Every line in the data below that has the word "true" should be returned.
------ Supplied records
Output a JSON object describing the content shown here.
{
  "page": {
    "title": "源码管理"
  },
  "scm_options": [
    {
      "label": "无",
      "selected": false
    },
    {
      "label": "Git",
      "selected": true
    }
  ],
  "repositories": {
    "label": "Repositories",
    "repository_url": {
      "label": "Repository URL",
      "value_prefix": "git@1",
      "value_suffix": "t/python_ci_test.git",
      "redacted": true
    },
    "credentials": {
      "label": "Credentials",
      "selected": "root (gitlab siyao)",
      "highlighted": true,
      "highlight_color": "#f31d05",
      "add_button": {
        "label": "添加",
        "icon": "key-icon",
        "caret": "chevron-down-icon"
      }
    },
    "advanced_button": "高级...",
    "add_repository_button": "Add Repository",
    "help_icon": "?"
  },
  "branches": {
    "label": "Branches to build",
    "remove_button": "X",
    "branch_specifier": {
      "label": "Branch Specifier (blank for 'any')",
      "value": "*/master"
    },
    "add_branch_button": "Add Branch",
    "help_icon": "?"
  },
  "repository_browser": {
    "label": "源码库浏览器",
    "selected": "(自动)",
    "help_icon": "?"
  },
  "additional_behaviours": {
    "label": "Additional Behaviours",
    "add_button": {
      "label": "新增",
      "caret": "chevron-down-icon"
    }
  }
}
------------
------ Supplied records
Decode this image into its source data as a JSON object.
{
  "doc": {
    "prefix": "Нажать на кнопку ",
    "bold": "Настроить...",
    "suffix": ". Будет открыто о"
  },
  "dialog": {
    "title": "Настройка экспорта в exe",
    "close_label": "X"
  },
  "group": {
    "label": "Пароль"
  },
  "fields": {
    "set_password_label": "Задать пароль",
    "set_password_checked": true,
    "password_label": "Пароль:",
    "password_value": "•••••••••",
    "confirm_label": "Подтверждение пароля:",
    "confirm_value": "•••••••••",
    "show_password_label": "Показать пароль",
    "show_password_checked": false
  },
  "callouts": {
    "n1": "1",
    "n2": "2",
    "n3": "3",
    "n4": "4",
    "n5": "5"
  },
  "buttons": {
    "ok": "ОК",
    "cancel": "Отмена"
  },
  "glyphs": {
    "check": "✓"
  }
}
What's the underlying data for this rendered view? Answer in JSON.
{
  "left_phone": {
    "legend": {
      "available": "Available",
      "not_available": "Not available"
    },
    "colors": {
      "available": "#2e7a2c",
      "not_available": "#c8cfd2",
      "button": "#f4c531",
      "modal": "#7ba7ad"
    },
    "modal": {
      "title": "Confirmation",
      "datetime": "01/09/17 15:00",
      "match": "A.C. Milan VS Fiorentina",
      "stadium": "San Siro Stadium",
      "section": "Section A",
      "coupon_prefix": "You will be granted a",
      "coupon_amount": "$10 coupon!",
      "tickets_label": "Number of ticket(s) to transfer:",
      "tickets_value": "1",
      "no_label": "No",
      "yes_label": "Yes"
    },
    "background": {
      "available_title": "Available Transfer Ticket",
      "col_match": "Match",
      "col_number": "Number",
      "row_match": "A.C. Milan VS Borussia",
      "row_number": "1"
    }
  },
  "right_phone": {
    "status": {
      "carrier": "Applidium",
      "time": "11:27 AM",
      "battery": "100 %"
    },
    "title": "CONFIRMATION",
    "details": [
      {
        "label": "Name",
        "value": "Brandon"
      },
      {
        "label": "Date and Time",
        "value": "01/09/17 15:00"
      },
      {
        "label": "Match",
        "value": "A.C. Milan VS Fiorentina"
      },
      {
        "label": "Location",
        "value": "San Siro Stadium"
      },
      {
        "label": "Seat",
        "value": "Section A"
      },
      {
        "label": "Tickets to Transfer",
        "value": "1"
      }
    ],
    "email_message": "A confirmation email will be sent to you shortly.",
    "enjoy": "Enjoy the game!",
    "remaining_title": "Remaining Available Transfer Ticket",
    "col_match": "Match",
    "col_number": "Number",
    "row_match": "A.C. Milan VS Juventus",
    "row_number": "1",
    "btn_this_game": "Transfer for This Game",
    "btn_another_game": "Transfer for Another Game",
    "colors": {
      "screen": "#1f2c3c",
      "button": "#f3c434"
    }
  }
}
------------
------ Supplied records
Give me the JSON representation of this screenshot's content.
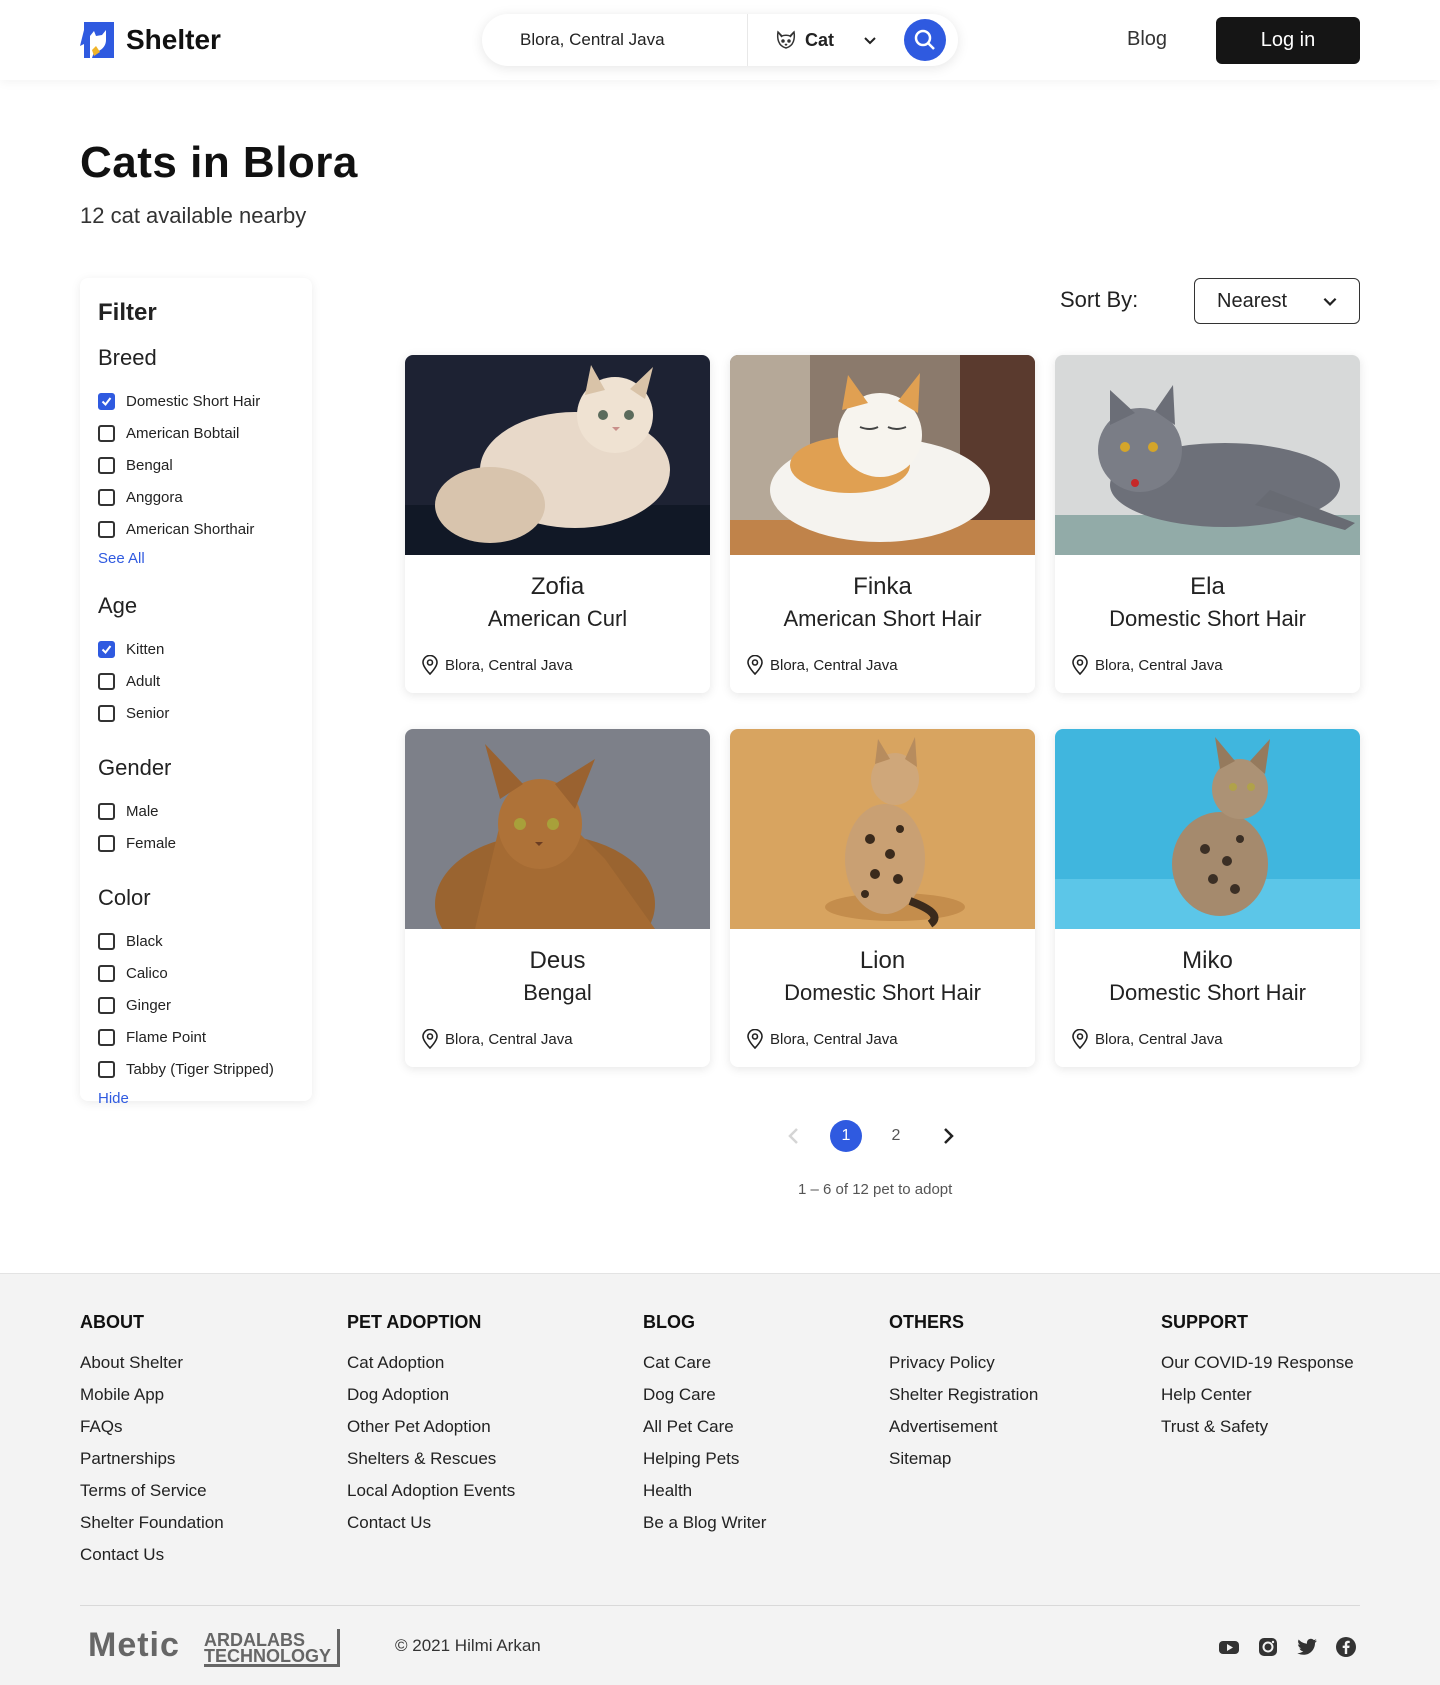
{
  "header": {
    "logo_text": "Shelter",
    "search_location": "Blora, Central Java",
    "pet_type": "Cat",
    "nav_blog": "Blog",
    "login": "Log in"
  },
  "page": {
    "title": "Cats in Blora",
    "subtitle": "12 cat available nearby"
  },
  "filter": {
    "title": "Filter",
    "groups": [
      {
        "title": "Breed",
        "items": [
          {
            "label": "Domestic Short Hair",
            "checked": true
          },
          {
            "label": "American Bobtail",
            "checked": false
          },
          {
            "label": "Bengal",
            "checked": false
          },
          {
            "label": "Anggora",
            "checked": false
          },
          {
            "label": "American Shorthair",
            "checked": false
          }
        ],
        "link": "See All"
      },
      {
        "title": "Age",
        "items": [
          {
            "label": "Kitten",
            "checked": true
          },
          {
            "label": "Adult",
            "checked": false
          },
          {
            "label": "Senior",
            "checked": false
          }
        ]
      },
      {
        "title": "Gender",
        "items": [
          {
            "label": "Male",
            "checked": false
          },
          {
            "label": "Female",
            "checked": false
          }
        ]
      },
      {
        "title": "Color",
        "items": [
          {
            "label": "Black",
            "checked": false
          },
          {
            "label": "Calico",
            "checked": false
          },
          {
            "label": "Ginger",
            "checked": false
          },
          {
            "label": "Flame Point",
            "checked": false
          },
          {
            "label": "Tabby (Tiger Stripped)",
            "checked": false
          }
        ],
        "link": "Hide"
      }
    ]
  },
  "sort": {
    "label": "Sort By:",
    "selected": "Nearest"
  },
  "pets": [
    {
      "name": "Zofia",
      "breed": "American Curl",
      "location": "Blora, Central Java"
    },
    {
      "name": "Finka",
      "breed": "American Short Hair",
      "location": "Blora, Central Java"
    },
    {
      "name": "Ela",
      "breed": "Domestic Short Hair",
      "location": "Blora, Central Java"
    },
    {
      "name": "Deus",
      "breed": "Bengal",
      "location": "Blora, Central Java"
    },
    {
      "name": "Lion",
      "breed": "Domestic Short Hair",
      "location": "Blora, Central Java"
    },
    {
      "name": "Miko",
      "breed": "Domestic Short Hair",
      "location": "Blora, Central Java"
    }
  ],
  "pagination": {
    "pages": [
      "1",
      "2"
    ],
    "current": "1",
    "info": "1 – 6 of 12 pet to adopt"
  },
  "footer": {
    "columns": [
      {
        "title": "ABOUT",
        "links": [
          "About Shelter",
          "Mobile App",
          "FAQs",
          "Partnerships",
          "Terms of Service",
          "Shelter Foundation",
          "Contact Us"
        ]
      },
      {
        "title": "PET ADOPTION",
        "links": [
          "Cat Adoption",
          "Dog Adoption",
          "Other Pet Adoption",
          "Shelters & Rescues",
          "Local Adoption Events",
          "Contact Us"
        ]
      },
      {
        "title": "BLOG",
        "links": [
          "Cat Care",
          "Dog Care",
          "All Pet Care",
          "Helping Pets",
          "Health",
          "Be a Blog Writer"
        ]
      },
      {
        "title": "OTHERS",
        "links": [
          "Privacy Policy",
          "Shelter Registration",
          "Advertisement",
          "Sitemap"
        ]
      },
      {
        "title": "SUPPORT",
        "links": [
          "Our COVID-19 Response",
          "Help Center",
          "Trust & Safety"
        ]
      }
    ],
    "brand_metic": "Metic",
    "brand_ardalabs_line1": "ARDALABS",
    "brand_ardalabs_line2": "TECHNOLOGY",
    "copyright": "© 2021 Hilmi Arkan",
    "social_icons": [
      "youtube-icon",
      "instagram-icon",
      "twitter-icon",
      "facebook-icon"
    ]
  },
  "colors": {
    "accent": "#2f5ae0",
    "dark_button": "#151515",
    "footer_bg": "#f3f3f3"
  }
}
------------
> [Exercise output]
      "selected": true
      "redacted": true
      "highlighted": true,
    "set_password_checked": true,
            "checked": true
            "checked": true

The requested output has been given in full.